▸ Directions
Report back each line of the records that contains the string "security".

▸ Material provided
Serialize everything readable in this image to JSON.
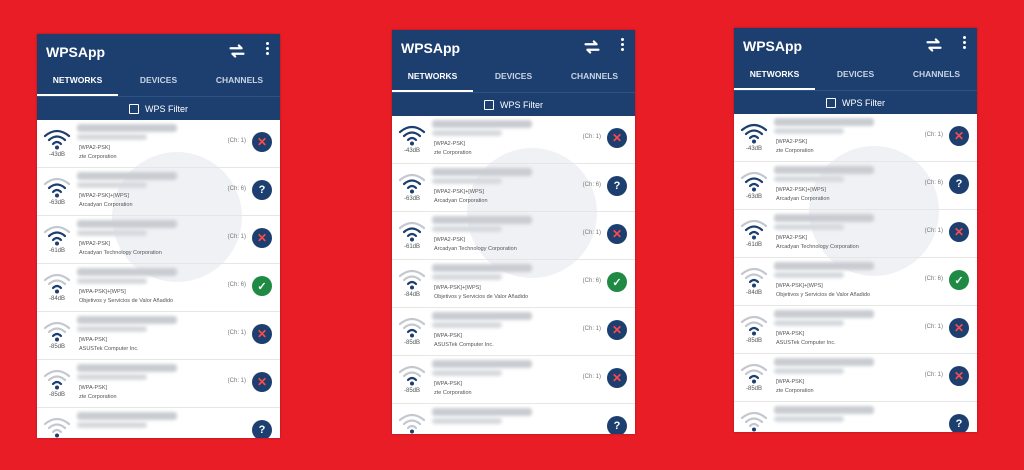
{
  "app": {
    "title": "WPSApp"
  },
  "tabs": [
    "NETWORKS",
    "DEVICES",
    "CHANNELS"
  ],
  "filter": {
    "label": "WPS Filter"
  },
  "networks": [
    {
      "dbm": "-43dB",
      "security": "[WPA2-PSK]",
      "vendor": "zte Corporation",
      "channel": "(Ch: 1)",
      "status": "x",
      "strength": 4
    },
    {
      "dbm": "-63dB",
      "security": "[WPA2-PSK]+[WPS]",
      "vendor": "Arcadyan Corporation",
      "channel": "(Ch: 6)",
      "status": "q",
      "strength": 3
    },
    {
      "dbm": "-61dB",
      "security": "[WPA2-PSK]",
      "vendor": "Arcadyan Technology Corporation",
      "channel": "(Ch: 1)",
      "status": "x",
      "strength": 3
    },
    {
      "dbm": "-84dB",
      "security": "[WPA-PSK]+[WPS]",
      "vendor": "Objetivos y Servicios de Valor Añadido",
      "channel": "(Ch: 6)",
      "status": "ok",
      "strength": 2
    },
    {
      "dbm": "-85dB",
      "security": "[WPA-PSK]",
      "vendor": "ASUSTek Computer Inc.",
      "channel": "(Ch: 1)",
      "status": "x",
      "strength": 2
    },
    {
      "dbm": "-85dB",
      "security": "[WPA-PSK]",
      "vendor": "zte Corporation",
      "channel": "(Ch: 1)",
      "status": "x",
      "strength": 2
    },
    {
      "dbm": "",
      "security": "",
      "vendor": "",
      "channel": "",
      "status": "q",
      "strength": 1
    }
  ],
  "colors": {
    "background": "#e81d25",
    "appbar": "#1c3f70",
    "ok": "#1f8a44",
    "cross": "#ff4a4a"
  },
  "icons": {
    "refresh": "refresh-icon",
    "more": "more-vert-icon",
    "wifi": "wifi-icon"
  }
}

▸ Reply
      "security": "[WPA2-PSK]",
      "security": "[WPA2-PSK]+[WPS]",
      "security": "[WPA2-PSK]",
      "security": "[WPA-PSK]+[WPS]",
      "security": "[WPA-PSK]",
      "security": "[WPA-PSK]",
      "security": "",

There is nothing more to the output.